Expense barrier

While graphene exhibits many unique and valuable properties, its brilliance comes at a cost.

As with any new material, graphene has not yet benefited from economics of scale, meaning that its raw cost, the method by which it is produced and its quality are all interlinked.

According to the University of Manchester, the best quality of graphene currently available from its start-up commercial entity costs £1,000/mm2 ($1,656*). This graphene is produced individually using a micro-mechanical cleavage method.

Other options available include graphene grown through chemical vapour deposition (CVD), which can be around £10/cm2, but “it is inherently of significantly poorer quality, especially for high performance electronics applications” the University of Manchester states.

Graphene produced via ultrasonic exfoliation of graphite ore can be obtained from companies for around the £500/mg mark.

Dr Siva Bohm, principal scientist at Tata Steel, outlined the cost of graphene when talking about the development of graphene steel coatings at Graphene Live! 2014, saying that the raw material cost as well as application costs are a prominent consideration in Tata Steel’s research and development in this space.

However, speaking on the opportunities for graphene in supercapacitors and battery technology, Jesus de La Fuente, CEO of Spain-based Graphenea, said the cost of this ‘wonder material’ could soon be coming down as economies of scale are achieved.

“We can bring down the cost of graphene with volumes, as the manufacturing costs are fixed,” de La Fuente explained.

“Graphene oxide prices are also declining sharply due to production efficiency and economies of scale,” de La Fuente added.

*Conversion made April 2014

What is graphene?

Graphene is a layer of carbon one-atom thick, which can be derived from either natural or synthetic graphite, and is said to be the strongest and thinnest material known to exist.

First discovered in 2004 by physicists at the University of Manchester, UK, the US National Science Foundation estimates that the global market for graphene products will exceed $1 trillion within the next 15 years.

Two of graphene’s major markets involve energy storage - namely, batteries and supercapacitors.

Companies like Samsung Electronics in South Korea have been attempting to speed up the commercialisation of graphene using a breakthrough synthesis method. Samsung has managed to create a larger-than-normal area of graphene, allowing more to be processed than with other conventional methods.

Many governments have also invested in graphene research, including the UK, EU, US and China, with figures showing that thousands of patents for products using the technology have already been filed.

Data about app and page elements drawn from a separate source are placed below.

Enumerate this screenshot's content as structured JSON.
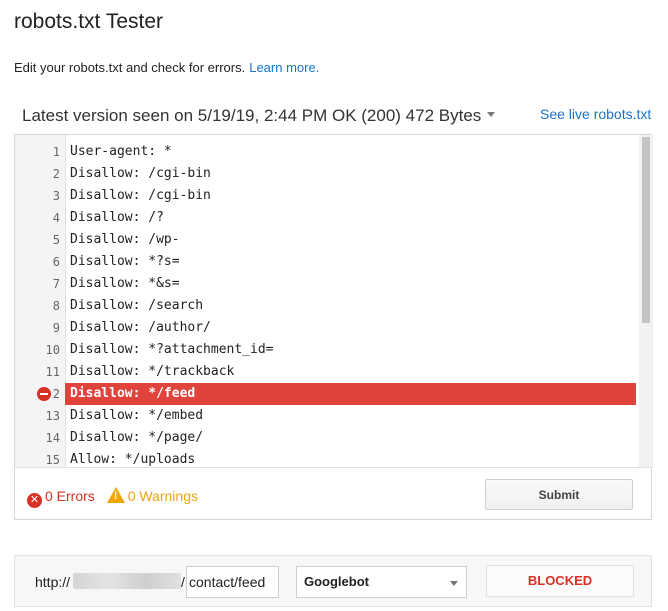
{
  "header": {
    "title": "robots.txt Tester",
    "subtitle": "Edit your robots.txt and check for errors.",
    "learn_more": "Learn more."
  },
  "version_bar": {
    "latest_version": "Latest version seen on 5/19/19, 2:44 PM OK (200) 472 Bytes",
    "see_live": "See live robots.txt"
  },
  "editor": {
    "lines": [
      {
        "num": "1",
        "text": "User-agent: *"
      },
      {
        "num": "2",
        "text": "Disallow: /cgi-bin"
      },
      {
        "num": "3",
        "text": "Disallow: /cgi-bin"
      },
      {
        "num": "4",
        "text": "Disallow: /?"
      },
      {
        "num": "5",
        "text": "Disallow: /wp-"
      },
      {
        "num": "6",
        "text": "Disallow: *?s="
      },
      {
        "num": "7",
        "text": "Disallow: *&s="
      },
      {
        "num": "8",
        "text": "Disallow: /search"
      },
      {
        "num": "9",
        "text": "Disallow: /author/"
      },
      {
        "num": "10",
        "text": "Disallow: *?attachment_id="
      },
      {
        "num": "11",
        "text": "Disallow: */trackback"
      },
      {
        "num": "2",
        "text": "Disallow: */feed",
        "blocked": true
      },
      {
        "num": "13",
        "text": "Disallow: */embed"
      },
      {
        "num": "14",
        "text": "Disallow: */page/"
      },
      {
        "num": "15",
        "text": "Allow: */uploads"
      }
    ]
  },
  "status": {
    "errors": "0 Errors",
    "warnings": "0 Warnings",
    "submit": "Submit"
  },
  "test": {
    "url_prefix": "http://",
    "url_slash": "/",
    "path_value": "contact/feed",
    "user_agent": "Googlebot",
    "result": "BLOCKED"
  },
  "colors": {
    "link": "#1a73c8",
    "error": "#d93025",
    "warning": "#e8a317",
    "highlight": "#e0433b"
  }
}
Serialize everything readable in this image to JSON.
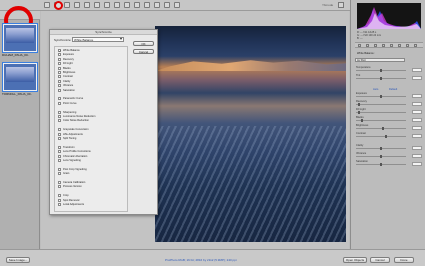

In January 2013, China led the way with 2,204 graphene-related patents, with the US in second place with 1,754 patents.

Graphene-coated steel could prevent corrosion

partnership with UK research body, the Engineering and Physical Sciences Research Council (EPSRC).

Together, the parties will work to develop innovative applications including graphene-coated steels and next-generation sensors that can operate in extreme environments.

Tata Steel produces 1.3m tpa organic coated steel, a product that comes with a 30-year guarantee, meaning anti-corrosion R&D is a large part of the company’s work.

Other key research areas under the partnership will include waste recycling processes and the development of new sensor equipment, whose ability to operate in very high temperatures or extreme chemical environments could lead to greater understanding of metallurgical and chemical properties and processes.

“Our customers want us constantly to develop new and more sophisticated products that will help them overcome their challenges, now and in the future. We also need to develop new manufacturing processes to support product development,” Debashish Bhattacharjee, group director for R&D at Tata Steel, said.

“Our partnership with EPSRC will broaden and enhance our research capabilities, helping to speed up the achievement of these objectives,” he added.